Not even your future will be a mystery
any more. Your mind will be punched in a card
and shut away in a little drawer.
When they want you to buy something
they will call you. When they want you
to die for profit they will let you know.

So, friends, every day do something
that won't compute. Love the Lord.
Love the world. Work for nothing.
Take all that you have and be poor.
Love someone who does not deserve it.
Denounce the government and embrace
the flag. Hope to live in that free
republic for which it stands.
Give your approval to all you cannot
understand. Praise ignorance, for what man
has not encountered he has not destroyed.

Ask the questions that have no answers.
Invest in the millenium. Plant sequoias.
Say that your main crop is the forest
that you did not plant,
that you will not live to harvest.
Say that the leaves are harvested
when they have rotted into the mold.
Call that profit. Prophesy such returns.

Put your faith in the two inches of humus
that will build under the trees
every thousand years.
Listen to carrion - put your ear
close, and hear the faint chattering
of the songs that are to come.
Expect the end of the world. Laugh.
Laughter is immeasurable. Be joyful
though you have considered all the facts.
So long as women do not go cheap
for power, please women more than men.
Ask yourself: Will this satisfy
a woman satisfied to bear a child?
Will this disturb the sleep
of a woman near to giving birth?

Go with your love to the fields.
Lie down in the shade. Rest your head
in her lap. Swear allegiance
to what is nighest your thoughts.
As soon as the generals and the politicos
can predict the motions of your mind,
lose it. Leave it as a sign
to mark the false trail, the way
you didn't go. Be like the fox
who makes more tracks than necessary,
some in the wrong direction.
Practice resurrection.

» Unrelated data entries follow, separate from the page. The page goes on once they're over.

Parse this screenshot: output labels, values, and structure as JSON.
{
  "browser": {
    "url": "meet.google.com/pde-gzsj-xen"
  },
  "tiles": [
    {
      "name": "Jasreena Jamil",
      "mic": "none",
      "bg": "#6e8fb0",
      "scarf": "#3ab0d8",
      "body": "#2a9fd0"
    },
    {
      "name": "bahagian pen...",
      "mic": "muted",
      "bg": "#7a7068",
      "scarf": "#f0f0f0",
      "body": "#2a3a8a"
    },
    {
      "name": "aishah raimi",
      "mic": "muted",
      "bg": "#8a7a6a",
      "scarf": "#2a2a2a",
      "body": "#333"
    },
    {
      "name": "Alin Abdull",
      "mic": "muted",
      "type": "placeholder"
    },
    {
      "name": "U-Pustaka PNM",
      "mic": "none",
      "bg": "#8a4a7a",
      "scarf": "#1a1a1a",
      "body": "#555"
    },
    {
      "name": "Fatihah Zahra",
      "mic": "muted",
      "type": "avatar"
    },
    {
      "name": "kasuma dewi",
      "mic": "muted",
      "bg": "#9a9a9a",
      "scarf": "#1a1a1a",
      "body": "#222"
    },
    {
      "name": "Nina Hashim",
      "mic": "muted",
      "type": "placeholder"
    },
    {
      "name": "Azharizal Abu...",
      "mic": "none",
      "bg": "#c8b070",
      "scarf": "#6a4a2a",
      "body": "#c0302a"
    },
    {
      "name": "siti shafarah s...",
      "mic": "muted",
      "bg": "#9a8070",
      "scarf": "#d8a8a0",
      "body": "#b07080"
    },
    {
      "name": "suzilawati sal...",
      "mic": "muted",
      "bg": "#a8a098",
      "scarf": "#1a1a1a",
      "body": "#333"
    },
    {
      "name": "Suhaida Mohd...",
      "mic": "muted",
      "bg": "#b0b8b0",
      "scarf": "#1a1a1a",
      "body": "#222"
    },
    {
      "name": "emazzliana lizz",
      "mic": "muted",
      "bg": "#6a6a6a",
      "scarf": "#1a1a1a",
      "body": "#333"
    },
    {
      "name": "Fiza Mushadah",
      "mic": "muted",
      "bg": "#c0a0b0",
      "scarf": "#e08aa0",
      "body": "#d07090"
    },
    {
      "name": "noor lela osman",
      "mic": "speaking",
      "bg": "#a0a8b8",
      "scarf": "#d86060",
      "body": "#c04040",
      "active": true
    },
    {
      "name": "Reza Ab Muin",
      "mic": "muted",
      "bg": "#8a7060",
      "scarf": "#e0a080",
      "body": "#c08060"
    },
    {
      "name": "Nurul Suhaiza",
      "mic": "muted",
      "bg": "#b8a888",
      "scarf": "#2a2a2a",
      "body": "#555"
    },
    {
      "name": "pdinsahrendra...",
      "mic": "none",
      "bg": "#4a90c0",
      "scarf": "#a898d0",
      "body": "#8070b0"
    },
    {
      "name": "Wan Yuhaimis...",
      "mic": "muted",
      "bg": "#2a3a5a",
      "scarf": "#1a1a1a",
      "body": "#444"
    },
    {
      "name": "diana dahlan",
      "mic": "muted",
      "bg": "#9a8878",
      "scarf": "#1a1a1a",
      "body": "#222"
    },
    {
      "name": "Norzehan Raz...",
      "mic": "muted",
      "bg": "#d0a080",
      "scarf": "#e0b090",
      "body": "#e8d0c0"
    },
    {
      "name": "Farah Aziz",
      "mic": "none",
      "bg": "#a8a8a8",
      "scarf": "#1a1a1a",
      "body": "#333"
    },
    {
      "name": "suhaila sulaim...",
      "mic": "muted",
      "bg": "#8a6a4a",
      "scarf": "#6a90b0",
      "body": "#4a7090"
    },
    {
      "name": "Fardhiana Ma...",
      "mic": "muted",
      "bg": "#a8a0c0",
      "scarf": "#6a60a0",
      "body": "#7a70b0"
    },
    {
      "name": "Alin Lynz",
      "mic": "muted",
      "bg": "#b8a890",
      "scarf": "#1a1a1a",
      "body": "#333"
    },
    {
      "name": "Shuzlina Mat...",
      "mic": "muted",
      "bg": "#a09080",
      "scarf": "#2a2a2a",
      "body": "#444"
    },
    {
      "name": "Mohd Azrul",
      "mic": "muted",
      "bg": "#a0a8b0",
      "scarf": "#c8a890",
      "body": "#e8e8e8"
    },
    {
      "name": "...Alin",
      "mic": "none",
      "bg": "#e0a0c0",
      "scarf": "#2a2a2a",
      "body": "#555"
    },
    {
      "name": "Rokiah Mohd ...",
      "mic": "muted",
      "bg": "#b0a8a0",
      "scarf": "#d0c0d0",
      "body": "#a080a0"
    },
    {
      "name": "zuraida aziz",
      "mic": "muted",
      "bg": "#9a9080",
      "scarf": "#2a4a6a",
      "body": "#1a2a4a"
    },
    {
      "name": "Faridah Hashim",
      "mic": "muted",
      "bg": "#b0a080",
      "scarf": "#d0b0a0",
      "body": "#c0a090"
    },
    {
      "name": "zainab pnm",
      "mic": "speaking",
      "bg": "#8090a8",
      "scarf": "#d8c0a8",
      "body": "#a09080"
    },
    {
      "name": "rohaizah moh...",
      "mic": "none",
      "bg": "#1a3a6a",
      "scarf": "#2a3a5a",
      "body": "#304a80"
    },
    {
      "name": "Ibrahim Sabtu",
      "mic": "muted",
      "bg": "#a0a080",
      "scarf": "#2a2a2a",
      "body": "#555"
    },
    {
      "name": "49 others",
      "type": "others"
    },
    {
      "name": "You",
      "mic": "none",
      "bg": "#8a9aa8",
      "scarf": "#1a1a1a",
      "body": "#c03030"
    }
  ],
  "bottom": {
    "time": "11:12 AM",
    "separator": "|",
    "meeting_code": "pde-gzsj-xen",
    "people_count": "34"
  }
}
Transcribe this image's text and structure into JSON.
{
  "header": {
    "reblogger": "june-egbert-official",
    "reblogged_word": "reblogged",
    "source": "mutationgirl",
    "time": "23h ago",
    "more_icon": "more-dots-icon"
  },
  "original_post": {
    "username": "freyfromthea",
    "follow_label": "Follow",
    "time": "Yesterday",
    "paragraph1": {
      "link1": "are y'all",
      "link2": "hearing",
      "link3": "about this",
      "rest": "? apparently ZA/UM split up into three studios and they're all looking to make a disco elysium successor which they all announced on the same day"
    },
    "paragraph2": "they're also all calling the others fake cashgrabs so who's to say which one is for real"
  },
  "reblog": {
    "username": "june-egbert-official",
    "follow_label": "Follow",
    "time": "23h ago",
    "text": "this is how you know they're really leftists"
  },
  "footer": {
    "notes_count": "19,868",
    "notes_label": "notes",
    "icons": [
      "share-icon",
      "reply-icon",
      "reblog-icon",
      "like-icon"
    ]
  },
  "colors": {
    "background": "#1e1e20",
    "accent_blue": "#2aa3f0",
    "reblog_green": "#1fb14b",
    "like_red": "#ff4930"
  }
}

Manifesto: The Mad Farmer Liberation Front" from The Country of Marriage, copyright © 1973 by Wendell Berry